▶

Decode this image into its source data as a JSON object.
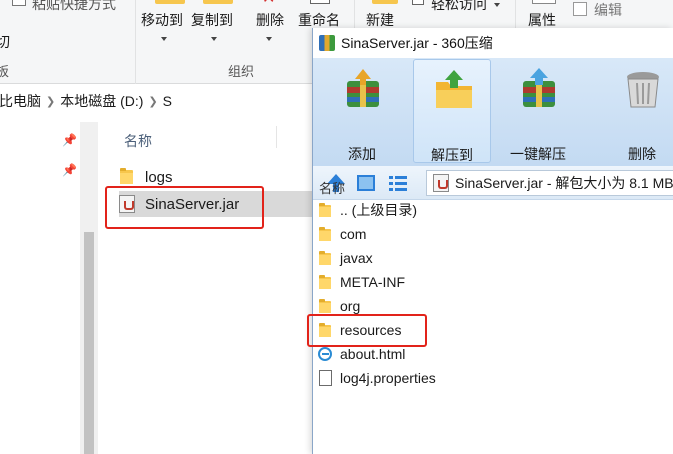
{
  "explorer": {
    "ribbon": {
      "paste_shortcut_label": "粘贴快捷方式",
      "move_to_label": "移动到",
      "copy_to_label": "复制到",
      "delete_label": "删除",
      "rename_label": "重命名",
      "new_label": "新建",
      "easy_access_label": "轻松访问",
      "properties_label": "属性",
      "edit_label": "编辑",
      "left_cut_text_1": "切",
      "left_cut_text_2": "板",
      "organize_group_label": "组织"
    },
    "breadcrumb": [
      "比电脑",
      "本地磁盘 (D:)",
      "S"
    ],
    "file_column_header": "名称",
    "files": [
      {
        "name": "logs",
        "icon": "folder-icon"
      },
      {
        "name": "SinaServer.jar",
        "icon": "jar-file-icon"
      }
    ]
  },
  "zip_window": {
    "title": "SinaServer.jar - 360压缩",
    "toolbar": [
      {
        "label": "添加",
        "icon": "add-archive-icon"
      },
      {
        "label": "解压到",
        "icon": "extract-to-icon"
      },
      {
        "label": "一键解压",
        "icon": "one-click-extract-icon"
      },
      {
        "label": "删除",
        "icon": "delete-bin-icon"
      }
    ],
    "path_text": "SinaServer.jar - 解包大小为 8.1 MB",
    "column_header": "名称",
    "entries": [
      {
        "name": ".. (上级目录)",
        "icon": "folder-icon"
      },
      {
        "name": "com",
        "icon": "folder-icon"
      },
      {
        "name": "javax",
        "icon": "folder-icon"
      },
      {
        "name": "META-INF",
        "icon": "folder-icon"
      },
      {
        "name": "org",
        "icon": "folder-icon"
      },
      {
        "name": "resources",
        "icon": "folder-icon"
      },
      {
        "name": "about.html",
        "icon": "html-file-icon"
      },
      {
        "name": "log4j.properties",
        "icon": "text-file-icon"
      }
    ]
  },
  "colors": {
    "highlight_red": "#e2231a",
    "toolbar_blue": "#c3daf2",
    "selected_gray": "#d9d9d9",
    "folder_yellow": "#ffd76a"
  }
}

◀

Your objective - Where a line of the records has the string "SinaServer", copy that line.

Exercise answer -
        "name": "SinaServer.jar",
    "title": "SinaServer.jar - 360压缩",
    "path_text": "SinaServer.jar - 解包大小为 8.1 MB",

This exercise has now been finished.